He proposes that Democrats rally under a new, politically hybrid banner, "Supply-side liberalism," which leaves CDMers searching for a new standard-bearer.
Jackson figures his days of running for president are clearly past, and Moynihan maintains he has no intention of running for president. But he and others of the CDM persuasion serve up a relatively short list of Democrats they say could run with the support of their hardline wing of the party.
Those include Sen. Sam Nunn (Ga.), Sen. John Glenn (Ohio), House Whip Thomas Foley (Wash.) and Sen. Bill Bradley (N.J.). But virtually every time, perhaps surprisingly, the first name mentioned was that of Sen. Gary Hart (Colo.).
Surprising because it is the same Gary Hart who was George McGovern's presidential campaign manager in 1972, moderated now by the passing of time and shifting of issues.
It is not surprising to Moynihan, who is among those who mentioned Hart at the top of his short stack: "Put a man on the Armed Sevices Committee [where Hart is today], let him see the numbers, and then it's not astounding."
But there are those who say they are astounded to find Hart rated so highly by the hardliners. Among them is Gary Hart.
"The said what ?" Hart asked.And when it was repeated he erupted in peals of laughter that were prolonged, if not politic. Regaining his composure and his sense of intraparty diplomacy, Hart elaborated: "Well, I'm flattered."
And asked if he had thought of himself as a Jackson Democrat before, he responded with rhetorical flourish:
"Scoop Jackson and I have disagreed on a number of things. But I don't like to label myself. Label categoris change because circumstances change. And I just find it difficult to position myself on the spectrum, because this is a moving stream."
EPILOGUE: For a while last week, the moving stream had meandered through that meeting room in the Hyatt Regency Hotel just as the leader of the Jackson Democrats was treating himself to a quick toe dip in the name of two-party politics.
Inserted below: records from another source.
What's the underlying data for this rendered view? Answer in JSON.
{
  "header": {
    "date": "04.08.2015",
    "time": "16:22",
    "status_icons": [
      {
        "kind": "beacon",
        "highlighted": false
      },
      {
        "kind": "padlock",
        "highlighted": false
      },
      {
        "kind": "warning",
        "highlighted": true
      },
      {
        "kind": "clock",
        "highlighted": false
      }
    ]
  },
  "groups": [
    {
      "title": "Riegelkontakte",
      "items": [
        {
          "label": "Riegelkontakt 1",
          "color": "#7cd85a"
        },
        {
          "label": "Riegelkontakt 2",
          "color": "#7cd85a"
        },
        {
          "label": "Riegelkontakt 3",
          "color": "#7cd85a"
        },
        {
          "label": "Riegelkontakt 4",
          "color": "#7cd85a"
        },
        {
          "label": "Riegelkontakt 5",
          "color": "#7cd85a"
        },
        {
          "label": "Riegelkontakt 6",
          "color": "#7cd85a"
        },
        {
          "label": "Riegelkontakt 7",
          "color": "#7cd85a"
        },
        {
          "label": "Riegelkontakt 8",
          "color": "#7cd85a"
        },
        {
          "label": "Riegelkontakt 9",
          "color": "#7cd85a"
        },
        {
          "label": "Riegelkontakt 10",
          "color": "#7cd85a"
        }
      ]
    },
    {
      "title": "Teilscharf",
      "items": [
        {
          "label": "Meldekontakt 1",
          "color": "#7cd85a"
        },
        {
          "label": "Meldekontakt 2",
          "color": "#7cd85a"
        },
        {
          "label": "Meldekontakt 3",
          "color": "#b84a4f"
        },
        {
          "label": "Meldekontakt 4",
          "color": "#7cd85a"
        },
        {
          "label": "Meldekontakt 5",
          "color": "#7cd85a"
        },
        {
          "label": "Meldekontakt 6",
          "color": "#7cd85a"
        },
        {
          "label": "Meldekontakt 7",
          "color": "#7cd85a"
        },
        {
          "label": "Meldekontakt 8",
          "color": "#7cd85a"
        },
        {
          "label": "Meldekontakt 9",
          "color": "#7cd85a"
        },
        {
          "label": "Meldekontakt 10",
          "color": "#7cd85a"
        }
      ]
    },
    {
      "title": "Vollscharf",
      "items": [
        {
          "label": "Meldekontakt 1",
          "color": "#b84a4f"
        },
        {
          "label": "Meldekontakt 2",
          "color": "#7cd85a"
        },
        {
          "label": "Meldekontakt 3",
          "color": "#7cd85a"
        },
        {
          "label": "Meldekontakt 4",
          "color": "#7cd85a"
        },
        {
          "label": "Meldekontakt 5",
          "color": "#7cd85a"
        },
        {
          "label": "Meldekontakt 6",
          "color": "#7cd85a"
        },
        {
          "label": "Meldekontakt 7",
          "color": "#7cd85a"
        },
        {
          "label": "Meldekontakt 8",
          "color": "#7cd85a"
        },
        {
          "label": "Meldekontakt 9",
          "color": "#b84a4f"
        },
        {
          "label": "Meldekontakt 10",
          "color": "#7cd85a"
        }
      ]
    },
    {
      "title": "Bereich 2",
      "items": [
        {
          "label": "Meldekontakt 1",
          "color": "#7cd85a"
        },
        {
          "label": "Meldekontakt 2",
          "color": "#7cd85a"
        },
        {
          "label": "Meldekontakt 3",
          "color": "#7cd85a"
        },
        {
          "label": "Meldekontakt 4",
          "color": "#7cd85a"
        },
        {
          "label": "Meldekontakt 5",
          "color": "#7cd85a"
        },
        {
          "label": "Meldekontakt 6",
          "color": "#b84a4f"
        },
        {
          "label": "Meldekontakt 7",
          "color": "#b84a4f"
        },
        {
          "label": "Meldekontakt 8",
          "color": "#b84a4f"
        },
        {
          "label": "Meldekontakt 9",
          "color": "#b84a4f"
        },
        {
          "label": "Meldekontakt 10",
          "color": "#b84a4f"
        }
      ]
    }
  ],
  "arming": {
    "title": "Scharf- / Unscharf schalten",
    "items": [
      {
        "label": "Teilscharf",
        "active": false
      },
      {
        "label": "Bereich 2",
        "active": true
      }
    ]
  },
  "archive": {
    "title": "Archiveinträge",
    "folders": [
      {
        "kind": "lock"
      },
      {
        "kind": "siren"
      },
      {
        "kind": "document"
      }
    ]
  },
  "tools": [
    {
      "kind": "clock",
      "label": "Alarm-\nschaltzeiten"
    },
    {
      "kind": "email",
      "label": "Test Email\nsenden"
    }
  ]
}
Later, an interviewer observed to Scoop Jackson that he had seemed to find it difficult to bring himself to make even mild-mannered criticisms of Reagan foreign policy.
"I wasn't condemnatory," he conceded. "It was just a little prodding on my part to stir them up. It comes from someone who is very supportive." He paused, then added:
"But I am not a sycophant."